§ Task to carry out:
Copy out all lines from the entries below in which "project" occurs.
BEGIN Data excerpts
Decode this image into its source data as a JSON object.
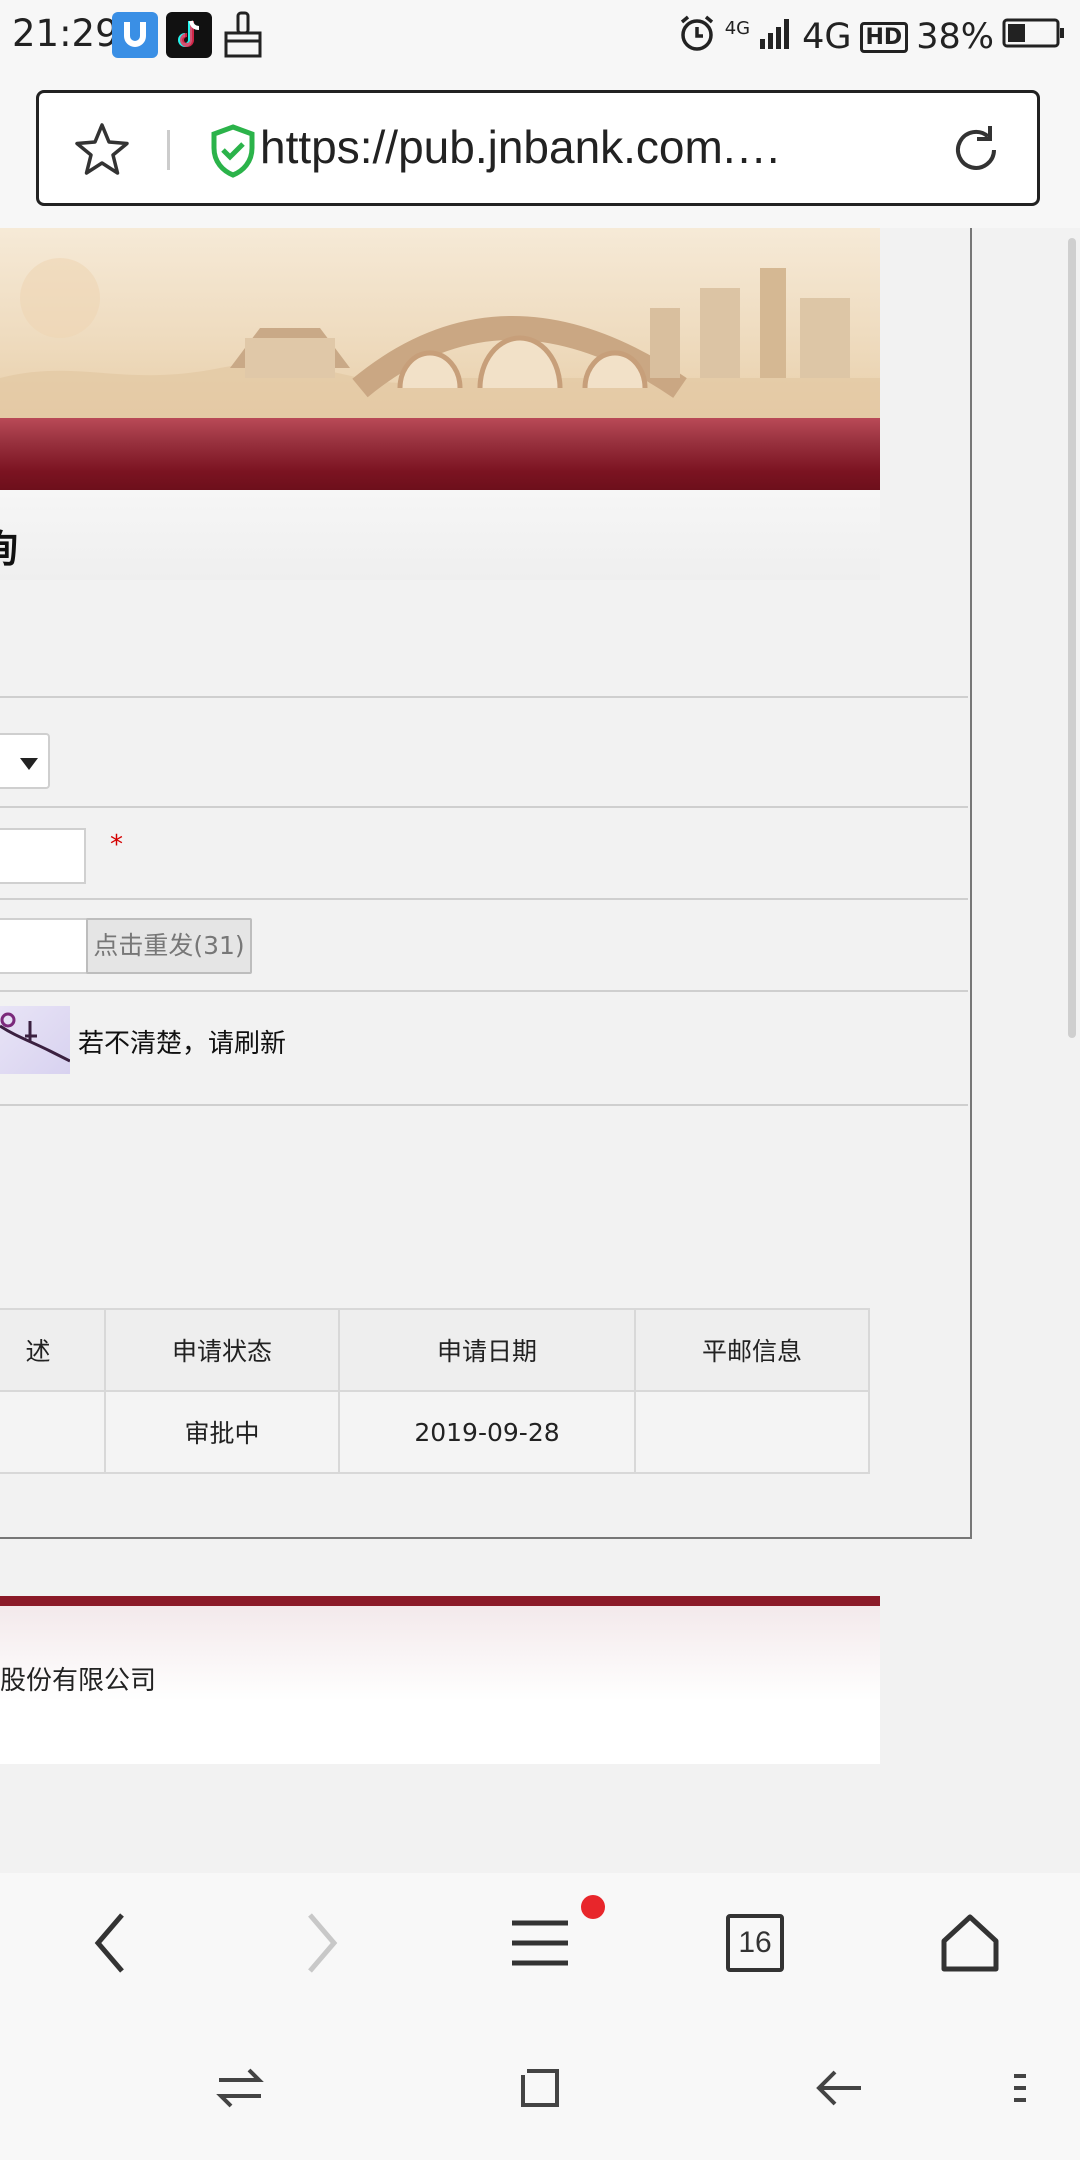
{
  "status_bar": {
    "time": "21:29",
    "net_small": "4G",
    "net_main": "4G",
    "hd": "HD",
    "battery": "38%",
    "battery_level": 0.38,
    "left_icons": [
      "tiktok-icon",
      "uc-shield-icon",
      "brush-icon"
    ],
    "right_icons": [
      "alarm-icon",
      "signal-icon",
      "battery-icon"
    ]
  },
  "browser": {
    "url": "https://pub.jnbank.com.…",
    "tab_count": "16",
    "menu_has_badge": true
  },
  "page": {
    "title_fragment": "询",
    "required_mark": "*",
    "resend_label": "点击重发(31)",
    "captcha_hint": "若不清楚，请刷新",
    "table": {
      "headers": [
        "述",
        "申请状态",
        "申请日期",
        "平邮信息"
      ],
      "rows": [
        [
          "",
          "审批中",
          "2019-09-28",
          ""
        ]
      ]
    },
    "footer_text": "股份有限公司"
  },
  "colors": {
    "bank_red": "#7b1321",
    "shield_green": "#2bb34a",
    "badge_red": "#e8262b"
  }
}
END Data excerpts
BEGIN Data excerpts
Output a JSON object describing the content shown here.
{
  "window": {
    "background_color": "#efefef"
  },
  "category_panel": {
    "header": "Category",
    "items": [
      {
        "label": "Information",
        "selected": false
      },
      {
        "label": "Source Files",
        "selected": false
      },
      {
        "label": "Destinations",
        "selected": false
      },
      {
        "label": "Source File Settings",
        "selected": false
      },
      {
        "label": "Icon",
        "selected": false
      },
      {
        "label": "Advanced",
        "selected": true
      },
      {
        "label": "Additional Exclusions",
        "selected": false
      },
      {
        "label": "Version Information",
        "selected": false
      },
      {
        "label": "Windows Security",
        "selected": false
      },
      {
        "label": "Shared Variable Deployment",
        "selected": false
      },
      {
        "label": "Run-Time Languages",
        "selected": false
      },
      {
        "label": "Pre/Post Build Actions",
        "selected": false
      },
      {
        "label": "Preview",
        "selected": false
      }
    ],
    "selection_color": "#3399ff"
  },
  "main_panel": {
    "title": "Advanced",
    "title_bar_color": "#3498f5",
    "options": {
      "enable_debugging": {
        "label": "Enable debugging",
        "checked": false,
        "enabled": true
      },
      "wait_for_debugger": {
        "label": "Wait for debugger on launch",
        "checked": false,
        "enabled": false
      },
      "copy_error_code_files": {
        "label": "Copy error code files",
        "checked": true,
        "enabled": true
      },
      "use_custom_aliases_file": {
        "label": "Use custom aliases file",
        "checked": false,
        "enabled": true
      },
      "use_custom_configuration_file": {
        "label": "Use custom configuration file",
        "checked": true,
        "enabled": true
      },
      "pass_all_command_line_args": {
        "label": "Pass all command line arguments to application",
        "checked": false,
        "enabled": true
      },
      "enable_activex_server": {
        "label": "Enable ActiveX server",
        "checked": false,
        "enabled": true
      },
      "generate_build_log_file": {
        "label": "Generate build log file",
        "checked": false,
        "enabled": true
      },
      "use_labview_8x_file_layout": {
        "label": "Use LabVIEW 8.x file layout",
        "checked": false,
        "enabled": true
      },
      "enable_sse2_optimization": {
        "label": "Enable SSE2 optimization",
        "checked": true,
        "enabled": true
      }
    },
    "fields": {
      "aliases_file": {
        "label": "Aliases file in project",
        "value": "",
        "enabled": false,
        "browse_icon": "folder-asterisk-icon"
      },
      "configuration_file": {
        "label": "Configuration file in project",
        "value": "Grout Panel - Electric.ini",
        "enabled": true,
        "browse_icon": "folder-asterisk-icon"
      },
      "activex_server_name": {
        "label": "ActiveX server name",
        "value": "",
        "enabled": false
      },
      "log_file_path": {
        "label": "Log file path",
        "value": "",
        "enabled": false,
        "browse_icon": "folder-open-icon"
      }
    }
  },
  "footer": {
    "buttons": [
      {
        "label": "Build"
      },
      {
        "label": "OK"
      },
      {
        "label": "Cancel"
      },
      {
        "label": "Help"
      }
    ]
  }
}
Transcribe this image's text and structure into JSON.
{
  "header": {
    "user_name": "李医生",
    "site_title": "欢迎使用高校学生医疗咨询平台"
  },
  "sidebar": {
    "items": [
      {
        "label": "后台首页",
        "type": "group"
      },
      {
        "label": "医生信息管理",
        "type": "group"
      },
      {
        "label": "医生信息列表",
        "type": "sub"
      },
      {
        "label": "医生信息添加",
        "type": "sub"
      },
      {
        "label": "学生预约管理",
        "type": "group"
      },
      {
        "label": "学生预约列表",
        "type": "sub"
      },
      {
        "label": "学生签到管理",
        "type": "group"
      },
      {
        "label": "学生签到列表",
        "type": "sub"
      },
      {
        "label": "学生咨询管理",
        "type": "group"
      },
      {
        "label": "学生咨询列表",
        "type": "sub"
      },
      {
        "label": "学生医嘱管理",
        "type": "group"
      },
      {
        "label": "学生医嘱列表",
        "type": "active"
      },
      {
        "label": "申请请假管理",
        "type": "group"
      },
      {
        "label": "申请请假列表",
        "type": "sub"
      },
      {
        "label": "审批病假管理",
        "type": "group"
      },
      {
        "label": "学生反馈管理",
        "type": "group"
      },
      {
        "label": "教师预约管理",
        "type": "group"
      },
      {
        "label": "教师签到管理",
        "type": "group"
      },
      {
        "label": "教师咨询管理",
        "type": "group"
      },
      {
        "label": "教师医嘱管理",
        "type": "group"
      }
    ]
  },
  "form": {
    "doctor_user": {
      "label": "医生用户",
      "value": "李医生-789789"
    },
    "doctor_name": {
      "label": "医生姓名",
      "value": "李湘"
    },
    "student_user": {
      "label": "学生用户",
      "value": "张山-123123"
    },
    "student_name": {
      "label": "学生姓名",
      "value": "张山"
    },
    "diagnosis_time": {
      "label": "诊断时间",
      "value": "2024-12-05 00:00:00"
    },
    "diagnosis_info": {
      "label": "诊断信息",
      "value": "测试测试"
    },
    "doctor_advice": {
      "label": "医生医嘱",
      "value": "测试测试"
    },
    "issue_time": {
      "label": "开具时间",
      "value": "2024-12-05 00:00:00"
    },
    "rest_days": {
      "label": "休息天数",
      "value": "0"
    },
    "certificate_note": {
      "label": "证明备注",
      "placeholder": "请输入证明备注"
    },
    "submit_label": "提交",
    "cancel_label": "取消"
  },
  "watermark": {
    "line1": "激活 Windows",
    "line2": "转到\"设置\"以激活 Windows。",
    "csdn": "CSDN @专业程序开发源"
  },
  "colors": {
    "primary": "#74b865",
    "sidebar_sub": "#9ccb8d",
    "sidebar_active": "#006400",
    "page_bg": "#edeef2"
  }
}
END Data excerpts
§ Response area:
        "label": "Aliases file in project",
        "label": "Configuration file in project",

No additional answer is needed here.